(Element data from apps and pages)
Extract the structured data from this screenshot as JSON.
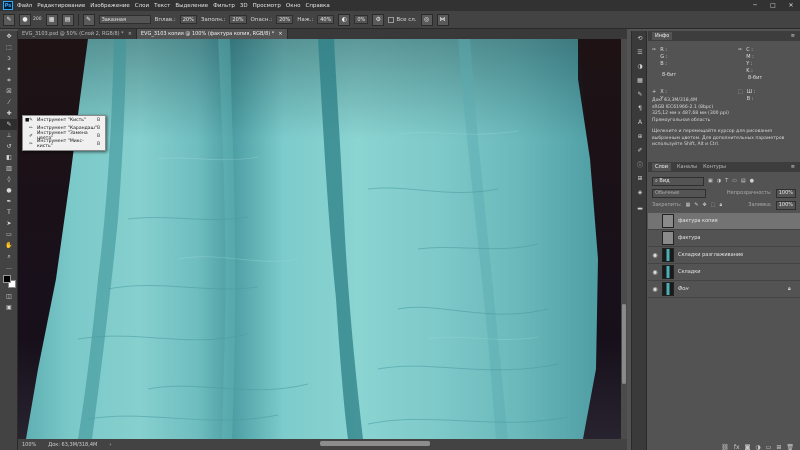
{
  "menu": [
    "Файл",
    "Редактирование",
    "Изображение",
    "Слои",
    "Текст",
    "Выделение",
    "Фильтр",
    "3D",
    "Просмотр",
    "Окно",
    "Справка"
  ],
  "app_logo": "Ps",
  "options": {
    "brush_size": "200",
    "mode_value": "Заказная",
    "opacity_label": "Вплав.:",
    "opacity_value": "20%",
    "flow_label": "Заполн.:",
    "flow_value": "20%",
    "smooth_label": "Опасн.:",
    "smooth_value": "20%",
    "wet_label": "Наж.:",
    "wet_value": "40%",
    "angle_value": "0%",
    "sample_all_label": "Все сл."
  },
  "tabs": [
    {
      "label": "EVG_3103.psd @ 50% (Слой 2, RGB/8) *"
    },
    {
      "label": "EVG_3103 копия @ 100% (фактура копия, RGB/8) *"
    }
  ],
  "flyout": [
    {
      "label": "Инструмент \"Кисть\"",
      "key": "B",
      "active": true
    },
    {
      "label": "Инструмент \"Карандаш\"",
      "key": "B",
      "active": false
    },
    {
      "label": "Инструмент \"Замена цвета\"",
      "key": "B",
      "active": false
    },
    {
      "label": "Инструмент \"Микс-кисть\"",
      "key": "B",
      "active": false
    }
  ],
  "status": {
    "zoom": "100%",
    "doc": "Док: 63,3M/318,4M"
  },
  "info_panel": {
    "tab": "Инфо",
    "r": "R :",
    "g": "G :",
    "b": "B :",
    "bits1": "8-бит",
    "c": "C :",
    "m": "M :",
    "y": "Y :",
    "k": "K :",
    "bits2": "8-бит",
    "x": "X :",
    "yy": "Y :",
    "w": "Ш :",
    "h": "В :",
    "doc": "Док: 63,3M/318,4M",
    "profile": "sRGB IEC61966-2.1 (8bpc)",
    "size": "325,12 мм x 487,68 мм (300 ppi)",
    "selection": "Прямоугольная область",
    "hint": "Щелкните и перемещайте курсор для рисования выбранным цветом. Для дополнительных параметров используйте Shift, Alt и Ctrl."
  },
  "layers_panel": {
    "tabs": [
      "Слои",
      "Каналы",
      "Контуры"
    ],
    "filter": "Вид",
    "blend": "Обычные",
    "opacity_label": "Непрозрачность:",
    "opacity_value": "100%",
    "lock_label": "Закрепить:",
    "fill_label": "Заливка:",
    "fill_value": "100%",
    "layers": [
      {
        "name": "фактура копия",
        "visible": false,
        "selected": true,
        "locked": false
      },
      {
        "name": "фактура",
        "visible": false,
        "selected": false,
        "locked": false
      },
      {
        "name": "Складки разглаживание",
        "visible": true,
        "selected": false,
        "locked": false
      },
      {
        "name": "Складки",
        "visible": true,
        "selected": false,
        "locked": false
      },
      {
        "name": "Фон",
        "visible": true,
        "selected": false,
        "locked": true
      }
    ]
  }
}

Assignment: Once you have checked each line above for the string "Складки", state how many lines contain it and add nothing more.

Completed exercise: 2